Barr told prosecutors that they needed to crack down on looting and violence, mentioning sedition as one of several possible charges prosecutors could bring. Others included assaulting a federal officer, rioting, use of explosives, and racketeering.
“If Barr was saying that if you have a sedition case, then bring it, that is fine,” former federal prosecutor Chuck Rosenberg told the Times. “But if he is urging people to stretch to bring one, that is deeply dangerous.”
Barr argued during a speech on Wednesday that the executive branch has “virtually unchecked discretion” in decided whether to prosecute cases.
“The power to execute and enforce the law is an executive function altogether,” he said. “That means discretion is invested in the executive to determine when to exercise the prosecutorial power.”
Barr asked about charging Seattle Mayor:
Barr also asked the DOJ’s civil rights division to consider criminal charges for Seattle Mayor Jenny Durkan for allowing protesters to erect an “autonomous zone” in the city’s downtown for weeks, which the DOJ denied.
Durkan severely criticized Trump and slammed the administration for sending federal agents into the city, warning that it would exacerbate tensions.
“The attorney general seems personally, deeply offended by the autonomous zone and wants someone to pay for it,” Rosenberg said. “If the people of Seattle are personally offended, they have political recourse.

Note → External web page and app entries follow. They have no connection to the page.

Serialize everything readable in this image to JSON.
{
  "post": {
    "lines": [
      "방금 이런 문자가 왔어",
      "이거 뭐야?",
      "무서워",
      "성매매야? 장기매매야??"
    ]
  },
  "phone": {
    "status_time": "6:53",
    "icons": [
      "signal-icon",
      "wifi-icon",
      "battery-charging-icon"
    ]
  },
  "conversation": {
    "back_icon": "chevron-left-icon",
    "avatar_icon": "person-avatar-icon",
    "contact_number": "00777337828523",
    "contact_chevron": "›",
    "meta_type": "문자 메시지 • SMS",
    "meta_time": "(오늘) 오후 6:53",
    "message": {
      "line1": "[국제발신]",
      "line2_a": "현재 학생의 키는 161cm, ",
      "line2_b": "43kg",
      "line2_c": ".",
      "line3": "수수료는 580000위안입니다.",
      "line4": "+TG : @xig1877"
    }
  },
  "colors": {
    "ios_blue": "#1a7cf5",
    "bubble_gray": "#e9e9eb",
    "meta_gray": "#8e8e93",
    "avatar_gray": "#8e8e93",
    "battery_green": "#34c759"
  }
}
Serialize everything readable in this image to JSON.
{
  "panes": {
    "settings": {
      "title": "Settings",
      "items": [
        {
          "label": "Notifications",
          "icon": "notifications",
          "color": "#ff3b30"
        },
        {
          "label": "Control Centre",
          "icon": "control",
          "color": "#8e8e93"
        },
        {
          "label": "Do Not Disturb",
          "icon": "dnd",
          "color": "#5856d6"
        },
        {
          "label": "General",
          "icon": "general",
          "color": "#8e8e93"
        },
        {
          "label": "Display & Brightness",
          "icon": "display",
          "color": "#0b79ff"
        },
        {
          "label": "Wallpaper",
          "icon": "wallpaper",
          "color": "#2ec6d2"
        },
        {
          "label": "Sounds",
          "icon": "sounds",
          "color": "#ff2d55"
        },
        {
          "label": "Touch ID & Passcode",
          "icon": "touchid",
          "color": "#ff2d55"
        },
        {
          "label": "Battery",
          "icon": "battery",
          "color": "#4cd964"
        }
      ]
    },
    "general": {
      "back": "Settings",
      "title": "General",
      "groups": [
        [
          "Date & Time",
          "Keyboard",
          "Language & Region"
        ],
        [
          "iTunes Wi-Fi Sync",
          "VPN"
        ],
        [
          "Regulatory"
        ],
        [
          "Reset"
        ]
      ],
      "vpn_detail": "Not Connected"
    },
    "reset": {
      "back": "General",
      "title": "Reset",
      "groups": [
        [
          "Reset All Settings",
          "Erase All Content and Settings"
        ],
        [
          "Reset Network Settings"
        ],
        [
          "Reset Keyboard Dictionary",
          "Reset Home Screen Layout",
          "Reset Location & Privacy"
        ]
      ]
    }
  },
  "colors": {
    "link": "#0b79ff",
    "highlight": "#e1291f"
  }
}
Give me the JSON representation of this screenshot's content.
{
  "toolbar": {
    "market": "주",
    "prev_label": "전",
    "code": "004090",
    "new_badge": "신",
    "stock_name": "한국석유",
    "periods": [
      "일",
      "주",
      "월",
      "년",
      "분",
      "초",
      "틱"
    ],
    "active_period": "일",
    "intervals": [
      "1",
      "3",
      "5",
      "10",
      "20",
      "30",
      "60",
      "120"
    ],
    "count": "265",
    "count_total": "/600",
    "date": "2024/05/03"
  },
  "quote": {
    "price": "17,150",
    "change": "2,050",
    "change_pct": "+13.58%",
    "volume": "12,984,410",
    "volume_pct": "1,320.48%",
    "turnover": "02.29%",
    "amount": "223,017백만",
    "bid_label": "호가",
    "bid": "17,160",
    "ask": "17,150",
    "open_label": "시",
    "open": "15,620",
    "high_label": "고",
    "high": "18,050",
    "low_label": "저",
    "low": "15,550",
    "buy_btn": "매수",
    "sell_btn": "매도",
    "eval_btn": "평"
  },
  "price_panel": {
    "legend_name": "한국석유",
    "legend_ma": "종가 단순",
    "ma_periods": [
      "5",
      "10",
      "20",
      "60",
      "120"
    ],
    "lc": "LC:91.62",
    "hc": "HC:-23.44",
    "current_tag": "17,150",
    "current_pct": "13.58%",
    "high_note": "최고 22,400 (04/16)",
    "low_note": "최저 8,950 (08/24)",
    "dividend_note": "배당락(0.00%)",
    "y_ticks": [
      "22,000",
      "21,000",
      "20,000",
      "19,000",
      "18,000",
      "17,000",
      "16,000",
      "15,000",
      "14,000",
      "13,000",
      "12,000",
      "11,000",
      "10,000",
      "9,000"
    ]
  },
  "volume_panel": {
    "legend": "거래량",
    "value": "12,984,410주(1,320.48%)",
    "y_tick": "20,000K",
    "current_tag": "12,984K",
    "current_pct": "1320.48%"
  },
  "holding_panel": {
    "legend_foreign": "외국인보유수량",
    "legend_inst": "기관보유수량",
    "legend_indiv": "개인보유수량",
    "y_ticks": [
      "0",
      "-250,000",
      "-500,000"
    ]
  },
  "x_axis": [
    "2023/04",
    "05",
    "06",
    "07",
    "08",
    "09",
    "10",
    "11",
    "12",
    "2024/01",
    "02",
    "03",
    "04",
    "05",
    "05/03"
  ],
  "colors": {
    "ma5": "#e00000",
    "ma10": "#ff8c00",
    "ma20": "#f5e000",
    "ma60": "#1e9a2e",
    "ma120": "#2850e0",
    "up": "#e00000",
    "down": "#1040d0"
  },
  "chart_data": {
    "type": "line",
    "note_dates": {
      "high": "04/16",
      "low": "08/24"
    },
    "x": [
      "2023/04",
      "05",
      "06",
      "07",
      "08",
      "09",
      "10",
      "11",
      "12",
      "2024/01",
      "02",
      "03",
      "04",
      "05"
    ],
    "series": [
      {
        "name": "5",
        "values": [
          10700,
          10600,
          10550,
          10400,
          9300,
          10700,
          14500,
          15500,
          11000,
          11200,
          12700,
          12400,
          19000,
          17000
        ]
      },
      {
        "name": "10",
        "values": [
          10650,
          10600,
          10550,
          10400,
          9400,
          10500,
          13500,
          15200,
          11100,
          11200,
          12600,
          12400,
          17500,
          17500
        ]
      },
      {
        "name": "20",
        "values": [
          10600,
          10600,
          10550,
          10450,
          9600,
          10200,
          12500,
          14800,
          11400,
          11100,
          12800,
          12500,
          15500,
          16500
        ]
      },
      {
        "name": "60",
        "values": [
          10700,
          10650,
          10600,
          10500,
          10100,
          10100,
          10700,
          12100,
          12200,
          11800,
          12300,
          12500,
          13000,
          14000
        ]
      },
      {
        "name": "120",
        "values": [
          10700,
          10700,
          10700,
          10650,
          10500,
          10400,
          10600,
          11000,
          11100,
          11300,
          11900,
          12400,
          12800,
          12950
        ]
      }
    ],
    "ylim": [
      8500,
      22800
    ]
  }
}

There is no reason to try to stretch a criminal statute to cover the conduct.”
Durkan says Barr’s suggestion “chilling”:
"The Department of Justice cannot become a political weapon operated at the behest of the President to target those who have spoken out against this administration's actions," Durkan, who is a former US attorney herself, said in a statement. "That is an act of tyranny, not of democracy."
"Ultimately, this is not a story about me. It is about how this President and his Attorney General are willing to subvert the law and use the Department of Justice for political purposes," she added. "It is particularly egregious to try to use the civil rights laws to investigate, intimidate, or deter those that are fighting for civil rights in our country."